What does this mean for next-gen consoles? Surely they'll have to have more than just quad-core CPU's inside if a relatively basic (when in comparison) smartphone can include this. What about GPU power? Are Microsoft and Sony thinking of the future? Current gen consoles have been out for over five years and took multi-billion dollar losses to even get here. Both sides have committed to a ten year life span of consoles.
Remember the RROD from the Xbox 360's? A billion dollar problem for Microsoft. We haven't seen that in any of the current generation smartphones or tablets. Technology has improved at an unprecedented rate over the past 5 years.
Yes, technology has always moved this fast - but not in the leaps and bounds we're experiencing at the moment. The technology industry (TV's, smartphones, tablets, PC's, notebooks, consoles) is an industry that is very hard to predict, because there's so many players constantly releasing new products as well as having something behind the scenes that will literally knock the socks off of most people.
Will this be the case for next-gen consoles? If so, with the amazing leaps and bounds smartphones and tablets are doing, consoles will have no option but to have an exponential increase in power. Not just CPU and GPU, but in all things they do (connectivity, prices of games, user-input, Kinect/Move, etc). PC's currently have a minimum of dual or quad core, 4 - 8GB of RAM, very powerful GPUs (and multiple one at that) and are constantly upgradeable.
Next-gen consoles are going to need to stand out from an ever-evolving smartphone and tablet market in order to capture an audience that they are barely sustaining now.
Game quality is getting lower as the restrictions of consoles are being realised; AAA titles need to sell 5 million copies or more to deem them "successful" in this world of Call of Duty $1 billion revenue-type games.
How will the console market evolve? There's a box in front of Microsoft and Sony right now and it requires thinking out of it in order to move forward. Especially with billions of dollars, millions of customers and various developers and corporations that solely rely on game development and sales in order to exist.

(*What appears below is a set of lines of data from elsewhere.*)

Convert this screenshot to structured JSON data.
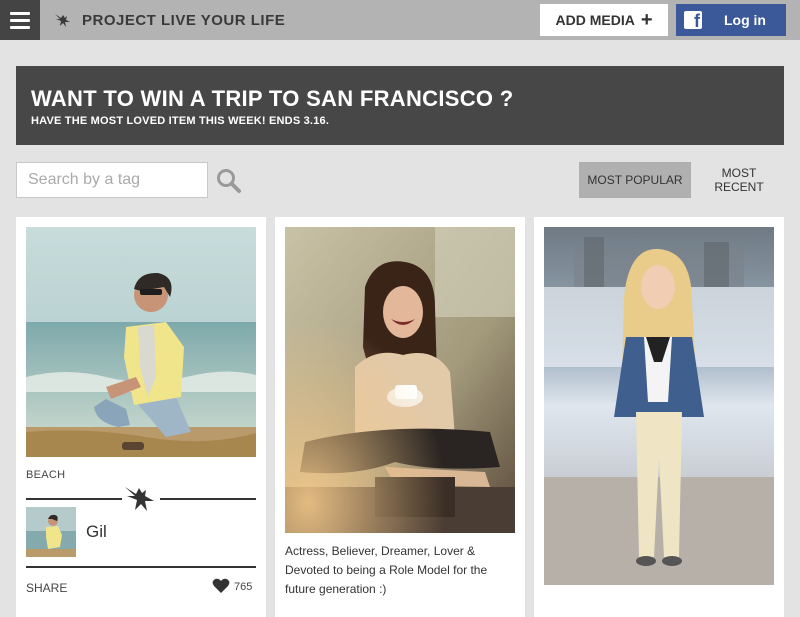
{
  "header": {
    "brand": "PROJECT LIVE YOUR LIFE",
    "add_media": "ADD MEDIA",
    "login": "Log in"
  },
  "banner": {
    "title": "WANT TO WIN A TRIP TO SAN FRANCISCO ?",
    "subtitle": "HAVE THE MOST LOVED ITEM THIS WEEK! ENDS 3.16."
  },
  "search": {
    "placeholder": "Search by a tag",
    "value": ""
  },
  "sort": {
    "popular": "MOST POPULAR",
    "recent": "MOST RECENT",
    "active": "popular"
  },
  "cards": [
    {
      "tag": "BEACH",
      "user": "Gil",
      "share": "SHARE",
      "likes": "765"
    },
    {
      "caption": "Actress, Believer, Dreamer, Lover & Devoted to being a Role Model for the future generation :)"
    },
    {}
  ],
  "colors": {
    "topbar": "#b3b3b3",
    "menu_bg": "#444444",
    "banner_bg": "#474747",
    "facebook": "#3b5998",
    "active_tab": "#b0b0b0",
    "page_bg": "#e3e3e3"
  },
  "icons": {
    "menu": "hamburger-icon",
    "brand": "eagle-icon",
    "add": "plus-icon",
    "facebook": "facebook-icon",
    "search": "search-icon",
    "like": "heart-icon"
  }
}
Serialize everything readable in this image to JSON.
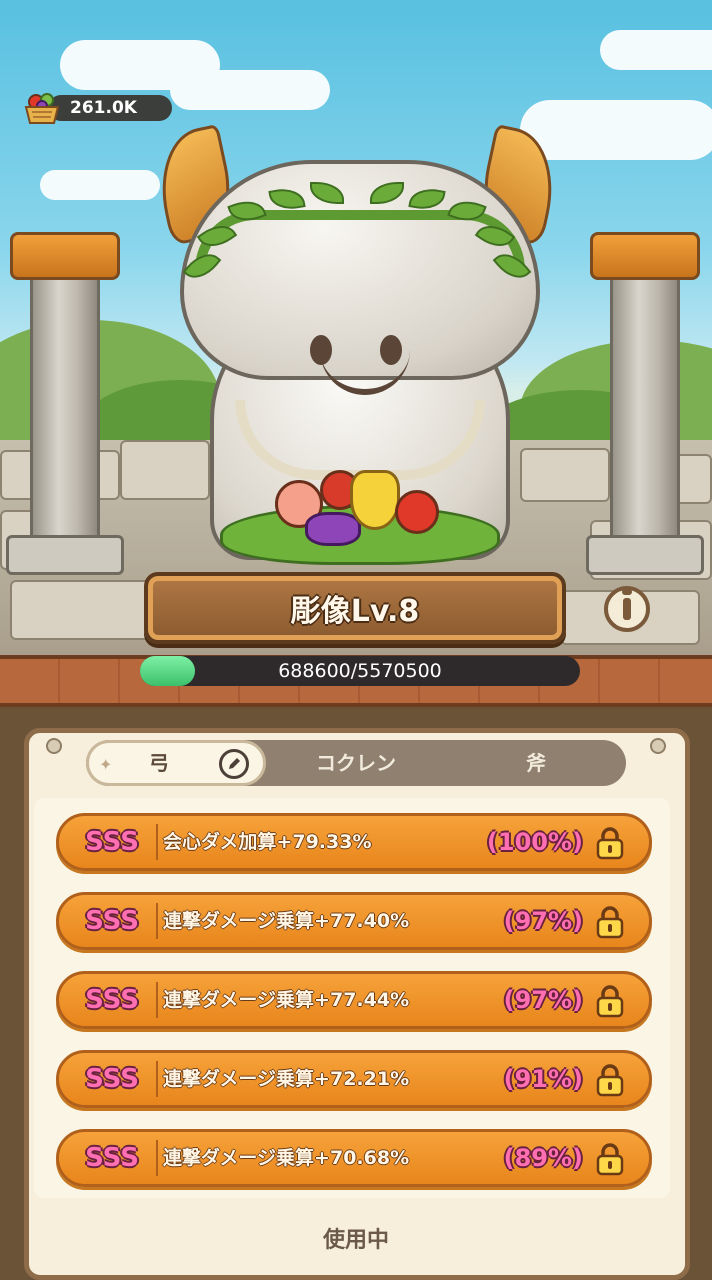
{
  "resource": {
    "icon": "fruit-basket-icon",
    "amount": "261.0K"
  },
  "statue": {
    "title": "彫像Lv.8"
  },
  "progress": {
    "text": "688600/5570500",
    "fraction": 0.124
  },
  "tabs": [
    {
      "label": "弓",
      "active": true,
      "icon": "pencil-icon"
    },
    {
      "label": "コクレン",
      "active": false
    },
    {
      "label": "斧",
      "active": false
    }
  ],
  "stats": [
    {
      "rank": "SSS",
      "text": "会心ダメ加算+79.33%",
      "pct": "(100%)",
      "icon": "lock-icon"
    },
    {
      "rank": "SSS",
      "text": "連撃ダメージ乗算+77.40%",
      "pct": "(97%)",
      "icon": "lock-icon"
    },
    {
      "rank": "SSS",
      "text": "連撃ダメージ乗算+77.44%",
      "pct": "(97%)",
      "icon": "lock-icon"
    },
    {
      "rank": "SSS",
      "text": "連撃ダメージ乗算+72.21%",
      "pct": "(91%)",
      "icon": "lock-icon"
    },
    {
      "rank": "SSS",
      "text": "連撃ダメージ乗算+70.68%",
      "pct": "(89%)",
      "icon": "lock-icon"
    }
  ],
  "status": "使用中",
  "colors": {
    "row": "#f09a2e",
    "rank": "#ff6fb1",
    "progress": "#4fd07e",
    "panel": "#f7eedb"
  }
}
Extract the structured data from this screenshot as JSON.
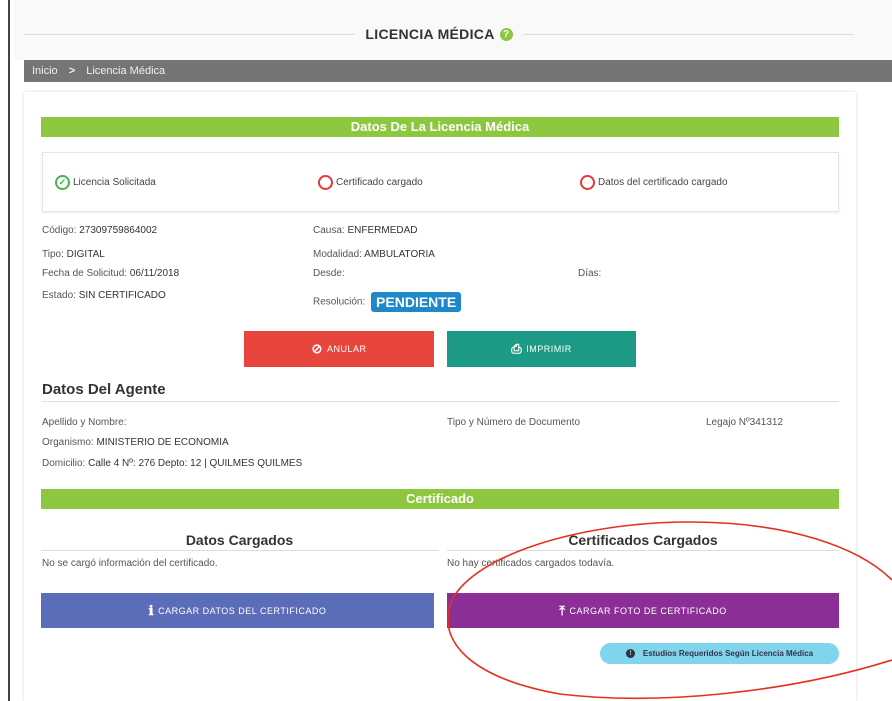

Will we see the usual thing we saw from Sony last time? Where the PS3 was meant to be capable of dual-HDMI output, with the console supporting dual 1080p outputs? AAA titles these days are usually rendered (on both consoles) at ~1200x600 resolution, then upscaled to 1280x720 or 1920x1080 by your TV.
False promises can now be fulfilled on next-gen consoles with current GPU hardware more than capable of 1080p @ 60fps or 1080p @ 120fps (allowing either smooth 120fps or the option of 3D).
Will this strike a change in the gaming market? Cheaper games? More indie developers? Consoles with upgradeable parts? - Right now, I'm sure Microsoft and Sony are shaking in their boots. The Mobile World Congress is showing them that all players in the market are willing to place bets on the smartphone and tablet markets, where the two juggernauts of the console industry are struggling to move past a ten-year development cycle.
Games on smartphones are tipped to reach current-gen console quality within two years, yet current-gen consoles will still be offering the same thing they've offered since 2005. Will game developers wake up and realize that there needs to be a revolution in gaming instead of the usual evolution in hardware?
Since the 360 and PS3 we have had games with $50 - $100 million budgets; the games medium is being taken just as seriously as any tent-pole Hollywood movie. With this in mind, is it time for an exponential leap in graphics quality so that 10 years from now the console won't be over taken by smartphone and tablet technology?
As an avid gamer, I can't wait to see what the next-generation of games brings us.